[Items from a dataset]
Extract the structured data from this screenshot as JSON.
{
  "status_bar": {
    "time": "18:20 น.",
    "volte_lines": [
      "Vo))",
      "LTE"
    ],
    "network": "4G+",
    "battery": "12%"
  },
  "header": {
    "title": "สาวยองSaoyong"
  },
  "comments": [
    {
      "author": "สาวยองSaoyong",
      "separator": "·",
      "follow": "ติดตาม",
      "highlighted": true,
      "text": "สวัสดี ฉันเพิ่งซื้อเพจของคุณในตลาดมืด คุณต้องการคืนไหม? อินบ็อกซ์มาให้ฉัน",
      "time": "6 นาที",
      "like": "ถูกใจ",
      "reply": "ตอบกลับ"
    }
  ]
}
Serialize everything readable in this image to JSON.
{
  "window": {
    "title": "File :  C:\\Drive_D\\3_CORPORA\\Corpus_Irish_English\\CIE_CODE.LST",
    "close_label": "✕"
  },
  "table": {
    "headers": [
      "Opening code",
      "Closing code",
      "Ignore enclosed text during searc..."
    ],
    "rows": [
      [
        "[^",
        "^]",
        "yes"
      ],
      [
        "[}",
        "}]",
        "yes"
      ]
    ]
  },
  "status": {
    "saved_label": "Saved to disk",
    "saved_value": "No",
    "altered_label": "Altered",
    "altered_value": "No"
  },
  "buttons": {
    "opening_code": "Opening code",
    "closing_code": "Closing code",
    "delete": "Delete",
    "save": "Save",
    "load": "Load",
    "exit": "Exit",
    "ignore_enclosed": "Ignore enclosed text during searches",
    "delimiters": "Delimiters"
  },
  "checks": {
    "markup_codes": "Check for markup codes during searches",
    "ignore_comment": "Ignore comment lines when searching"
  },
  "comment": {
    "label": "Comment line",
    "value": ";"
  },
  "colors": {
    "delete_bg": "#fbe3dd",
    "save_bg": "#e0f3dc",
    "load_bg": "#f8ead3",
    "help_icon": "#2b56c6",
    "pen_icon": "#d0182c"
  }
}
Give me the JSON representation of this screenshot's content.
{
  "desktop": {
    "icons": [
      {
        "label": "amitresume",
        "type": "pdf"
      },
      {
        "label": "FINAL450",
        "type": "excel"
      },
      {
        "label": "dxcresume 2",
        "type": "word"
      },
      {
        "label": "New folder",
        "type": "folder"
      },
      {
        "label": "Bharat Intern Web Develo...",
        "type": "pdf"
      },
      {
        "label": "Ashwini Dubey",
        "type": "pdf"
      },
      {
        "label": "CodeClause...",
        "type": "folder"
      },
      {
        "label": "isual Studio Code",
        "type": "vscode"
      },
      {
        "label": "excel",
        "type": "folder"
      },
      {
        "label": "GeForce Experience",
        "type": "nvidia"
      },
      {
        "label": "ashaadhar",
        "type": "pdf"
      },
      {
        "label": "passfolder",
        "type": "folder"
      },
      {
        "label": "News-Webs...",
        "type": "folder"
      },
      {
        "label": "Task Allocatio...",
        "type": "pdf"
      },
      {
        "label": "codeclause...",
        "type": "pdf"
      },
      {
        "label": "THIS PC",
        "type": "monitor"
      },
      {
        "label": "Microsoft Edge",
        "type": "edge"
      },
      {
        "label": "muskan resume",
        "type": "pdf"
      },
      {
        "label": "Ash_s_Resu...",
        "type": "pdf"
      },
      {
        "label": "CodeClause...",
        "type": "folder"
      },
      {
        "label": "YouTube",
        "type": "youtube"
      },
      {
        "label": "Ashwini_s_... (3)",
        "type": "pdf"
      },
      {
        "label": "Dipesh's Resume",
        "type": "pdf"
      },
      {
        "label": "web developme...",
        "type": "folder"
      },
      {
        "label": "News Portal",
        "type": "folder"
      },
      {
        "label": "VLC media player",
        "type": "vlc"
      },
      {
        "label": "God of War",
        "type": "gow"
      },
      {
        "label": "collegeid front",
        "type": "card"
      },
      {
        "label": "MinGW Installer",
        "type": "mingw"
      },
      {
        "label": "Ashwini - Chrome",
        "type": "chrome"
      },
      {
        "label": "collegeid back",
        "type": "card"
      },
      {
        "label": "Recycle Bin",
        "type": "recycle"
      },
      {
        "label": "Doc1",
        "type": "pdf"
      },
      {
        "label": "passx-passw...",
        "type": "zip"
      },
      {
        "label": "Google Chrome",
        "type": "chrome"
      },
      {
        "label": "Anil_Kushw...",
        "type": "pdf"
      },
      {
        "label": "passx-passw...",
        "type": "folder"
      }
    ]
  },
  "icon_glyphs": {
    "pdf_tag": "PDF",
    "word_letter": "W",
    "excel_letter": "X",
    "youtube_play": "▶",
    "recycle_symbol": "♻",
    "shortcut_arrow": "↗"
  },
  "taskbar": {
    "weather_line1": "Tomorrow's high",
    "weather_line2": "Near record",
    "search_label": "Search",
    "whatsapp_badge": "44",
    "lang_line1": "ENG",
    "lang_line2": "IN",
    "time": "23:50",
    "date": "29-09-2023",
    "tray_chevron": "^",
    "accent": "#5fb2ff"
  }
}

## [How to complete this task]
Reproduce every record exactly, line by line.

## [Answer space]
Extract the structured data from this screenshot as JSON.
{
  "status_bar": {
    "time": "18:20 น.",
    "volte_lines": [
      "Vo))",
      "LTE"
    ],
    "network": "4G+",
    "battery": "12%"
  },
  "header": {
    "title": "สาวยองSaoyong"
  },
  "comments": [
    {
      "author": "สาวยองSaoyong",
      "separator": "·",
      "follow": "ติดตาม",
      "highlighted": true,
      "text": "สวัสดี ฉันเพิ่งซื้อเพจของคุณในตลาดมืด คุณต้องการคืนไหม? อินบ็อกซ์มาให้ฉัน",
      "time": "6 นาที",
      "like": "ถูกใจ",
      "reply": "ตอบกลับ"
    }
  ]
}
Serialize everything readable in this image to JSON.
{
  "window": {
    "title": "File :  C:\\Drive_D\\3_CORPORA\\Corpus_Irish_English\\CIE_CODE.LST",
    "close_label": "✕"
  },
  "table": {
    "headers": [
      "Opening code",
      "Closing code",
      "Ignore enclosed text during searc..."
    ],
    "rows": [
      [
        "[^",
        "^]",
        "yes"
      ],
      [
        "[}",
        "}]",
        "yes"
      ]
    ]
  },
  "status": {
    "saved_label": "Saved to disk",
    "saved_value": "No",
    "altered_label": "Altered",
    "altered_value": "No"
  },
  "buttons": {
    "opening_code": "Opening code",
    "closing_code": "Closing code",
    "delete": "Delete",
    "save": "Save",
    "load": "Load",
    "exit": "Exit",
    "ignore_enclosed": "Ignore enclosed text during searches",
    "delimiters": "Delimiters"
  },
  "checks": {
    "markup_codes": "Check for markup codes during searches",
    "ignore_comment": "Ignore comment lines when searching"
  },
  "comment": {
    "label": "Comment line",
    "value": ";"
  },
  "colors": {
    "delete_bg": "#fbe3dd",
    "save_bg": "#e0f3dc",
    "load_bg": "#f8ead3",
    "help_icon": "#2b56c6",
    "pen_icon": "#d0182c"
  }
}
Give me the JSON representation of this screenshot's content.
{
  "desktop": {
    "icons": [
      {
        "label": "amitresume",
        "type": "pdf"
      },
      {
        "label": "FINAL450",
        "type": "excel"
      },
      {
        "label": "dxcresume 2",
        "type": "word"
      },
      {
        "label": "New folder",
        "type": "folder"
      },
      {
        "label": "Bharat Intern Web Develo...",
        "type": "pdf"
      },
      {
        "label": "Ashwini Dubey",
        "type": "pdf"
      },
      {
        "label": "CodeClause...",
        "type": "folder"
      },
      {
        "label": "isual Studio Code",
        "type": "vscode"
      },
      {
        "label": "excel",
        "type": "folder"
      },
      {
        "label": "GeForce Experience",
        "type": "nvidia"
      },
      {
        "label": "ashaadhar",
        "type": "pdf"
      },
      {
        "label": "passfolder",
        "type": "folder"
      },
      {
        "label": "News-Webs...",
        "type": "folder"
      },
      {
        "label": "Task Allocatio...",
        "type": "pdf"
      },
      {
        "label": "codeclause...",
        "type": "pdf"
      },
      {
        "label": "THIS PC",
        "type": "monitor"
      },
      {
        "label": "Microsoft Edge",
        "type": "edge"
      },
      {
        "label": "muskan resume",
        "type": "pdf"
      },
      {
        "label": "Ash_s_Resu...",
        "type": "pdf"
      },
      {
        "label": "CodeClause...",
        "type": "folder"
      },
      {
        "label": "YouTube",
        "type": "youtube"
      },
      {
        "label": "Ashwini_s_... (3)",
        "type": "pdf"
      },
      {
        "label": "Dipesh's Resume",
        "type": "pdf"
      },
      {
        "label": "web developme...",
        "type": "folder"
      },
      {
        "label": "News Portal",
        "type": "folder"
      },
      {
        "label": "VLC media player",
        "type": "vlc"
      },
      {
        "label": "God of War",
        "type": "gow"
      },
      {
        "label": "collegeid front",
        "type": "card"
      },
      {
        "label": "MinGW Installer",
        "type": "mingw"
      },
      {
        "label": "Ashwini - Chrome",
        "type": "chrome"
      },
      {
        "label": "collegeid back",
        "type": "card"
      },
      {
        "label": "Recycle Bin",
        "type": "recycle"
      },
      {
        "label": "Doc1",
        "type": "pdf"
      },
      {
        "label": "passx-passw...",
        "type": "zip"
      },
      {
        "label": "Google Chrome",
        "type": "chrome"
      },
      {
        "label": "Anil_Kushw...",
        "type": "pdf"
      },
      {
        "label": "passx-passw...",
        "type": "folder"
      }
    ]
  },
  "icon_glyphs": {
    "pdf_tag": "PDF",
    "word_letter": "W",
    "excel_letter": "X",
    "youtube_play": "▶",
    "recycle_symbol": "♻",
    "shortcut_arrow": "↗"
  },
  "taskbar": {
    "weather_line1": "Tomorrow's high",
    "weather_line2": "Near record",
    "search_label": "Search",
    "whatsapp_badge": "44",
    "lang_line1": "ENG",
    "lang_line2": "IN",
    "time": "23:50",
    "date": "29-09-2023",
    "tray_chevron": "^",
    "accent": "#5fb2ff"
  }
}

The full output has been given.